Your objective:
Every entry below, from first to last, should be copied exactly.

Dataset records
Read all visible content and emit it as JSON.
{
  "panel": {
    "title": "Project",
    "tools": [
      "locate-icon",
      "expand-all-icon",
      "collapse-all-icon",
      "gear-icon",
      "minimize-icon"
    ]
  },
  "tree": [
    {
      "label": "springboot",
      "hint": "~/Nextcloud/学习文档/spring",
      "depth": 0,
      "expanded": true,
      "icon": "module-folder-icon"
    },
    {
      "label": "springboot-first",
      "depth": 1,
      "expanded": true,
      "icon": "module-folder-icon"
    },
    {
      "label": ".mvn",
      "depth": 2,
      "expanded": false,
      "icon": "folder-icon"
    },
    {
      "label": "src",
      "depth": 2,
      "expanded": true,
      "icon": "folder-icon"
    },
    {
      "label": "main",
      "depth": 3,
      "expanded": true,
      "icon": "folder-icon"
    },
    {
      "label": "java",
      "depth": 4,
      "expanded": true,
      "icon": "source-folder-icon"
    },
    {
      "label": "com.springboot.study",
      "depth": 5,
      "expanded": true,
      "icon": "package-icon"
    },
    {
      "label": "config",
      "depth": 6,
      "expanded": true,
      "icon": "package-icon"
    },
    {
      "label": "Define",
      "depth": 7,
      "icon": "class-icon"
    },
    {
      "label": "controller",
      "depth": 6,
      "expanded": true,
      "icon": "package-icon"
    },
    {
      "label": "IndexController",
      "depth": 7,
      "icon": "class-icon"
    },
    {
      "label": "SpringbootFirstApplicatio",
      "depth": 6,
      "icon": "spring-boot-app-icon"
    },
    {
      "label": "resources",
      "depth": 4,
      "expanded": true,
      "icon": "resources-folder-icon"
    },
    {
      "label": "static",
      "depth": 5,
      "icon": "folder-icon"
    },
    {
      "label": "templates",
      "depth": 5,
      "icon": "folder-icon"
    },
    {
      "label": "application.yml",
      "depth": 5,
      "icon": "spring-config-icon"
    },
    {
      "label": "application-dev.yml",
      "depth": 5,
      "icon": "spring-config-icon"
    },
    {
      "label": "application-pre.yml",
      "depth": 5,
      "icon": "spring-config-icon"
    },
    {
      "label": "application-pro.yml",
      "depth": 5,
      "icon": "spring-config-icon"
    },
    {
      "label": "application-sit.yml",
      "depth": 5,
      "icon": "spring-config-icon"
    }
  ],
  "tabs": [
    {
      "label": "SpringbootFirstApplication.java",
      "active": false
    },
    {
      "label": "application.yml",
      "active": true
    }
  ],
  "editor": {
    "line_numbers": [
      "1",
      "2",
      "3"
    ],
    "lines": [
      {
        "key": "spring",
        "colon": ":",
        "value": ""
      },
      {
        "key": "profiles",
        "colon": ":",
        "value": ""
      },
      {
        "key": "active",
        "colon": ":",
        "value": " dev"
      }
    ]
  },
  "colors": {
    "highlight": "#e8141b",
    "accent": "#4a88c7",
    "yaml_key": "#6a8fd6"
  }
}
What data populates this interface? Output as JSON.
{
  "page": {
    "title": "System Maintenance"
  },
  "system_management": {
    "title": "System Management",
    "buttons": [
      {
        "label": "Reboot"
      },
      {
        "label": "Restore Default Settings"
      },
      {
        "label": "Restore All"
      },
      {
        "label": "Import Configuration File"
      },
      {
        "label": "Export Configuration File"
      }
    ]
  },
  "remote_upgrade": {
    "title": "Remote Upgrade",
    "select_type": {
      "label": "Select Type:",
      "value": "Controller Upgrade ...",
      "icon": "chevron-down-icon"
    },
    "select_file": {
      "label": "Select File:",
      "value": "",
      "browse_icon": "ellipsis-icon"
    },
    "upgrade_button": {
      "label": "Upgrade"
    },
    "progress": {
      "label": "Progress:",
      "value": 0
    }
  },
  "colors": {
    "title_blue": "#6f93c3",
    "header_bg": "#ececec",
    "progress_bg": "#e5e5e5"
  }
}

Answer to this problem:
Read all visible content and emit it as JSON.
{
  "panel": {
    "title": "Project",
    "tools": [
      "locate-icon",
      "expand-all-icon",
      "collapse-all-icon",
      "gear-icon",
      "minimize-icon"
    ]
  },
  "tree": [
    {
      "label": "springboot",
      "hint": "~/Nextcloud/学习文档/spring",
      "depth": 0,
      "expanded": true,
      "icon": "module-folder-icon"
    },
    {
      "label": "springboot-first",
      "depth": 1,
      "expanded": true,
      "icon": "module-folder-icon"
    },
    {
      "label": ".mvn",
      "depth": 2,
      "expanded": false,
      "icon": "folder-icon"
    },
    {
      "label": "src",
      "depth": 2,
      "expanded": true,
      "icon": "folder-icon"
    },
    {
      "label": "main",
      "depth": 3,
      "expanded": true,
      "icon": "folder-icon"
    },
    {
      "label": "java",
      "depth": 4,
      "expanded": true,
      "icon": "source-folder-icon"
    },
    {
      "label": "com.springboot.study",
      "depth": 5,
      "expanded": true,
      "icon": "package-icon"
    },
    {
      "label": "config",
      "depth": 6,
      "expanded": true,
      "icon": "package-icon"
    },
    {
      "label": "Define",
      "depth": 7,
      "icon": "class-icon"
    },
    {
      "label": "controller",
      "depth": 6,
      "expanded": true,
      "icon": "package-icon"
    },
    {
      "label": "IndexController",
      "depth": 7,
      "icon": "class-icon"
    },
    {
      "label": "SpringbootFirstApplicatio",
      "depth": 6,
      "icon": "spring-boot-app-icon"
    },
    {
      "label": "resources",
      "depth": 4,
      "expanded": true,
      "icon": "resources-folder-icon"
    },
    {
      "label": "static",
      "depth": 5,
      "icon": "folder-icon"
    },
    {
      "label": "templates",
      "depth": 5,
      "icon": "folder-icon"
    },
    {
      "label": "application.yml",
      "depth": 5,
      "icon": "spring-config-icon"
    },
    {
      "label": "application-dev.yml",
      "depth": 5,
      "icon": "spring-config-icon"
    },
    {
      "label": "application-pre.yml",
      "depth": 5,
      "icon": "spring-config-icon"
    },
    {
      "label": "application-pro.yml",
      "depth": 5,
      "icon": "spring-config-icon"
    },
    {
      "label": "application-sit.yml",
      "depth": 5,
      "icon": "spring-config-icon"
    }
  ],
  "tabs": [
    {
      "label": "SpringbootFirstApplication.java",
      "active": false
    },
    {
      "label": "application.yml",
      "active": true
    }
  ],
  "editor": {
    "line_numbers": [
      "1",
      "2",
      "3"
    ],
    "lines": [
      {
        "key": "spring",
        "colon": ":",
        "value": ""
      },
      {
        "key": "profiles",
        "colon": ":",
        "value": ""
      },
      {
        "key": "active",
        "colon": ":",
        "value": " dev"
      }
    ]
  },
  "colors": {
    "highlight": "#e8141b",
    "accent": "#4a88c7",
    "yaml_key": "#6a8fd6"
  }
}
What data populates this interface? Output as JSON.
{
  "page": {
    "title": "System Maintenance"
  },
  "system_management": {
    "title": "System Management",
    "buttons": [
      {
        "label": "Reboot"
      },
      {
        "label": "Restore Default Settings"
      },
      {
        "label": "Restore All"
      },
      {
        "label": "Import Configuration File"
      },
      {
        "label": "Export Configuration File"
      }
    ]
  },
  "remote_upgrade": {
    "title": "Remote Upgrade",
    "select_type": {
      "label": "Select Type:",
      "value": "Controller Upgrade ...",
      "icon": "chevron-down-icon"
    },
    "select_file": {
      "label": "Select File:",
      "value": "",
      "browse_icon": "ellipsis-icon"
    },
    "upgrade_button": {
      "label": "Upgrade"
    },
    "progress": {
      "label": "Progress:",
      "value": 0
    }
  },
  "colors": {
    "title_blue": "#6f93c3",
    "header_bg": "#ececec",
    "progress_bg": "#e5e5e5"
  }
}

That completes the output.